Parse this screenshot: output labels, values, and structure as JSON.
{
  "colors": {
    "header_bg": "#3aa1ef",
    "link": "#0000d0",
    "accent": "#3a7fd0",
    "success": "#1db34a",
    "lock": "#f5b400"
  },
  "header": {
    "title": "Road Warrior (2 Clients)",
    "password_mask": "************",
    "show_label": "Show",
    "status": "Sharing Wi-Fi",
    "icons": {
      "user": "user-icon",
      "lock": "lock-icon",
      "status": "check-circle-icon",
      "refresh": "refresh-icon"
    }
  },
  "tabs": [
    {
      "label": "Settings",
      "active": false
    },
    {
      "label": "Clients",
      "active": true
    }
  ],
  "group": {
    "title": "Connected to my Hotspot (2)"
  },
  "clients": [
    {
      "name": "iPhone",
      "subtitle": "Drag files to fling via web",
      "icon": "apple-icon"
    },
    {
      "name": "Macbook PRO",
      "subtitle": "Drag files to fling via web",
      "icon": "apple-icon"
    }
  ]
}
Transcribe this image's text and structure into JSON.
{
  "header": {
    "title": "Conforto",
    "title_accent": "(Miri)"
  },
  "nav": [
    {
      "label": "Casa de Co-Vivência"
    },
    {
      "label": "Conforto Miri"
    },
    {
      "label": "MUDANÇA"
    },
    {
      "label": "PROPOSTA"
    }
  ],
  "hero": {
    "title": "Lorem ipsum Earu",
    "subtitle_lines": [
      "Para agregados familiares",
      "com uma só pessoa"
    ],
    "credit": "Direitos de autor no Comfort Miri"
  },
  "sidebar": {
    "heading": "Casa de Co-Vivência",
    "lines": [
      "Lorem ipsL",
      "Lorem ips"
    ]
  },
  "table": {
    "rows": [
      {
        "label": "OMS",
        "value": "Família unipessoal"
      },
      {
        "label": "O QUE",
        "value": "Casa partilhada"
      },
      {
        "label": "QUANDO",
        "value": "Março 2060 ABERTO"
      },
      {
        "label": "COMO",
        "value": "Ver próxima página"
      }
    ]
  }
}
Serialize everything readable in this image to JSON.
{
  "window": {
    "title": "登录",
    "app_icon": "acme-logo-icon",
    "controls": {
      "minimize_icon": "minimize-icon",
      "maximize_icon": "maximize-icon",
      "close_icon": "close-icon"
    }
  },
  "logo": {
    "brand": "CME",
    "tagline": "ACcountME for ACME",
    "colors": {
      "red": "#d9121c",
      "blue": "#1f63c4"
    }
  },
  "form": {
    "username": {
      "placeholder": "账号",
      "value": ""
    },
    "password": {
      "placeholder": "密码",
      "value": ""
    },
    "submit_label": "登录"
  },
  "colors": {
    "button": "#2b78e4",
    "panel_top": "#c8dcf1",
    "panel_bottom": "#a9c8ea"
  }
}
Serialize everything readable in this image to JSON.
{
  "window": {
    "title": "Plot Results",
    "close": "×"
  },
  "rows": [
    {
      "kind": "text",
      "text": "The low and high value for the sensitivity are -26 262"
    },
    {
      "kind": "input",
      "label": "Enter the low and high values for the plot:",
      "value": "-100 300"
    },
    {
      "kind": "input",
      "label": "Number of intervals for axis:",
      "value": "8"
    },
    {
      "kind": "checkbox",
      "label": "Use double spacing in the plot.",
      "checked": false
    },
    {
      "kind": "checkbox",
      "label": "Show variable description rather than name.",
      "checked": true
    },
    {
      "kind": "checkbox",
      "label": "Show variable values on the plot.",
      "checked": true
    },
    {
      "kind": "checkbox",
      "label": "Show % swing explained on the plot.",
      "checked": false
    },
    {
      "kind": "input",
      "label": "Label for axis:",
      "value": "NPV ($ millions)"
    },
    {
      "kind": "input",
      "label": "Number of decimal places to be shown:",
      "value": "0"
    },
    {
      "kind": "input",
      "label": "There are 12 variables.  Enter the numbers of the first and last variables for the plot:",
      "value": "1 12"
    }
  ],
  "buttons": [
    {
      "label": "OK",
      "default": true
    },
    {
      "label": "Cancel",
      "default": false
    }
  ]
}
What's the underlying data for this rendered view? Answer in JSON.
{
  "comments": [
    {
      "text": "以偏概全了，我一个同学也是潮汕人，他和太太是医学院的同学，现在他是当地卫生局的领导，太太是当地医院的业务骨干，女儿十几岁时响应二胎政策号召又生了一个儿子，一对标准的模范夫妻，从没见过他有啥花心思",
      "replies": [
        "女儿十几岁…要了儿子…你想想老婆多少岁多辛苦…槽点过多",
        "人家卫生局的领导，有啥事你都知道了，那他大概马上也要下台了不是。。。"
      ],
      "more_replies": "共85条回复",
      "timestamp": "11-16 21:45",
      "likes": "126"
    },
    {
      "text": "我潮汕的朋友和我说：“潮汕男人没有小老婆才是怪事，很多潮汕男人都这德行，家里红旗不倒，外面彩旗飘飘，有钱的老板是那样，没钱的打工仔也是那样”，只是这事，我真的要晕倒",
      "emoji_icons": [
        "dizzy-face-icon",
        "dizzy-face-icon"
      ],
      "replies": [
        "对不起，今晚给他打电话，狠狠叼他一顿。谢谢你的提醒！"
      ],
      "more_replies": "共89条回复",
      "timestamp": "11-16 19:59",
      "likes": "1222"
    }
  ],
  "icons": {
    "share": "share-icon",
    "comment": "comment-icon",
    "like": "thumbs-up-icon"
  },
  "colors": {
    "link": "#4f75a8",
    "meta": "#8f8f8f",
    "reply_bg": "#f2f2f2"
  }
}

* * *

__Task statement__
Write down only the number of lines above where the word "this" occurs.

__Reply to the exercise__
5